Stored data:

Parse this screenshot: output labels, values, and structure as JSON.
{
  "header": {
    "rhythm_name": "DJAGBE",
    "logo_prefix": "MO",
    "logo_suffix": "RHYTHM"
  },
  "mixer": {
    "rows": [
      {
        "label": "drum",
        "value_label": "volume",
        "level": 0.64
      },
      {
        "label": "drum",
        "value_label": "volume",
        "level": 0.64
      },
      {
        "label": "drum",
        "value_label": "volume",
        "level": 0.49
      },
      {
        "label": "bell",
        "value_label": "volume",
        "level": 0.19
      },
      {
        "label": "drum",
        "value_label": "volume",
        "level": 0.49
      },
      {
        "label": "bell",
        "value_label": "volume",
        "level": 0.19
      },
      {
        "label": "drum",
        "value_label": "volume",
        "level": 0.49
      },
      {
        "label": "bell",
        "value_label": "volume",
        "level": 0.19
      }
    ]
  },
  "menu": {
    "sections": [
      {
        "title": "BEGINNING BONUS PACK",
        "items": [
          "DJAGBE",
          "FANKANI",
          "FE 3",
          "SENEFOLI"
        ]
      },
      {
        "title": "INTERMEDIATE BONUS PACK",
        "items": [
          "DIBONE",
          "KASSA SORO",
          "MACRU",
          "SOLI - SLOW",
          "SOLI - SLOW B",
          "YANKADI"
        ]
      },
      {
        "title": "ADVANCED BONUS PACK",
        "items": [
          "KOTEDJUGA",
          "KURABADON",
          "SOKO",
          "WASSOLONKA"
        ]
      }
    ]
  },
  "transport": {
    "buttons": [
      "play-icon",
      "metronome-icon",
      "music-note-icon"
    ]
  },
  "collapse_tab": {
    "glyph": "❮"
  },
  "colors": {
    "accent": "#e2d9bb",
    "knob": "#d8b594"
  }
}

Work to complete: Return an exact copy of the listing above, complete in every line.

Answer to this task:
Parse this screenshot: output labels, values, and structure as JSON.
{
  "header": {
    "rhythm_name": "DJAGBE",
    "logo_prefix": "MO",
    "logo_suffix": "RHYTHM"
  },
  "mixer": {
    "rows": [
      {
        "label": "drum",
        "value_label": "volume",
        "level": 0.64
      },
      {
        "label": "drum",
        "value_label": "volume",
        "level": 0.64
      },
      {
        "label": "drum",
        "value_label": "volume",
        "level": 0.49
      },
      {
        "label": "bell",
        "value_label": "volume",
        "level": 0.19
      },
      {
        "label": "drum",
        "value_label": "volume",
        "level": 0.49
      },
      {
        "label": "bell",
        "value_label": "volume",
        "level": 0.19
      },
      {
        "label": "drum",
        "value_label": "volume",
        "level": 0.49
      },
      {
        "label": "bell",
        "value_label": "volume",
        "level": 0.19
      }
    ]
  },
  "menu": {
    "sections": [
      {
        "title": "BEGINNING BONUS PACK",
        "items": [
          "DJAGBE",
          "FANKANI",
          "FE 3",
          "SENEFOLI"
        ]
      },
      {
        "title": "INTERMEDIATE BONUS PACK",
        "items": [
          "DIBONE",
          "KASSA SORO",
          "MACRU",
          "SOLI - SLOW",
          "SOLI - SLOW B",
          "YANKADI"
        ]
      },
      {
        "title": "ADVANCED BONUS PACK",
        "items": [
          "KOTEDJUGA",
          "KURABADON",
          "SOKO",
          "WASSOLONKA"
        ]
      }
    ]
  },
  "transport": {
    "buttons": [
      "play-icon",
      "metronome-icon",
      "music-note-icon"
    ]
  },
  "collapse_tab": {
    "glyph": "❮"
  },
  "colors": {
    "accent": "#e2d9bb",
    "knob": "#d8b594"
  }
}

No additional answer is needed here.